Li Tianfang, and Xing Lei. Thu . "Optimizing 4D cone-beam CT acquisition protocol for external beam radiotherapy". United States. doi:.
@article{osti_20944781,
title = {Optimizing 4D cone-beam CT acquisition protocol for external beam radiotherapy},
author = {Li Tianfang and Xing Lei},
abstractNote = {Purpose: Four-dimensional cone-beam computed tomography (4D-CBCT) imaging is sensitive to parameters such as gantry rotation speed, number of gantry rotations, X-ray pulse rate, and tube current, as well as a patient's breathing pattern. The aim of this study is to optimize the image acquisition on a patient-specific basis while minimizing the scan time and the radiation dose. Methods and Materials: More than 60 sets of 4D-CBCT images, each with a temporal resolution of 10 phases, were acquired using multiple-gantry rotation and slow-gantry rotation techniques. The image quality was quantified with a relative root mean-square error (RE) and correlated with various acquisition settings; specifically, varying gantry rotation speed, varying both the rotation speed and the number of rotations, and varying both the rotation speed and tube current to keep the radiation exposure constant. These experiments were repeated for three different respiratory periods. Results: With similar radiation dose, 4D-CBCT images acquired with low current and low rotation speed have better quality over images obtained with high current and high rotation speed. In general, a one-rotation low-speed scan is superior to a two-rotation double-speed scan, even though they provide the same number of projections. Furthermore, it is found that the image quality behaves monotonically with the relative speed as defined by the gantry rotation speed and the patient respiratory period. Conclusions: The RE curves established in this work can be used to predict the 4D-CBCT image quality before a scan. This allows the acquisition protocol to be optimized individually to balance the desired quality with the associated scanning time and patient radiation dose.},

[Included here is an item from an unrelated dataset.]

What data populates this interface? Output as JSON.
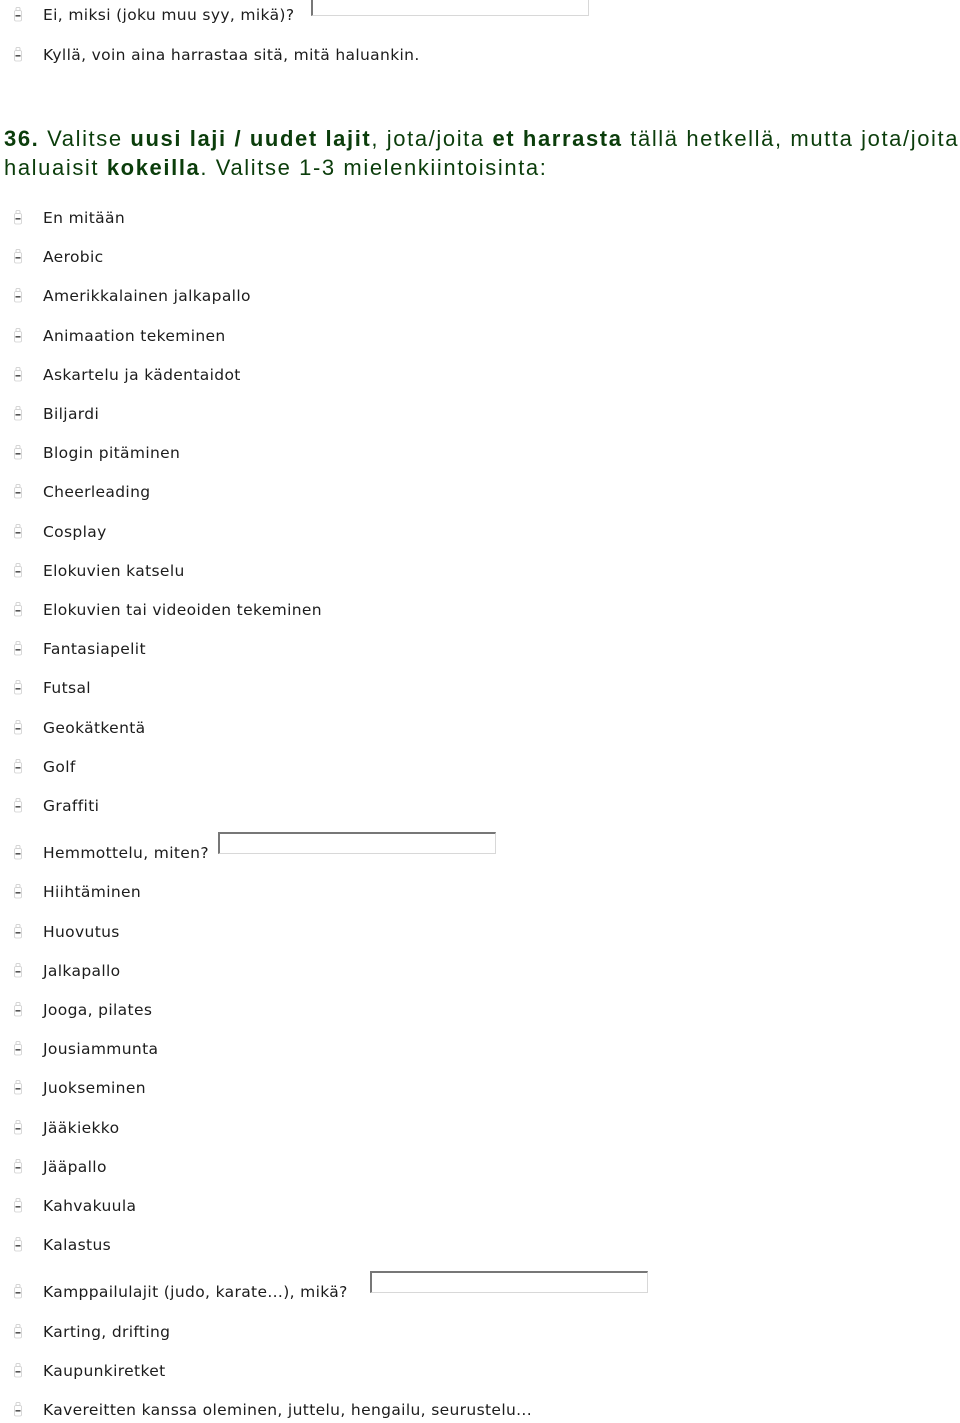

doi = {},
journal = {International Journal of Radiation Oncology, Biology and Physics},
number = 4,
volume = 67,
place = {United States},
year = {Thu Mar 15 00:00:00 EDT 2007},
month = {Thu Mar 15 00:00:00 EDT 2007}
}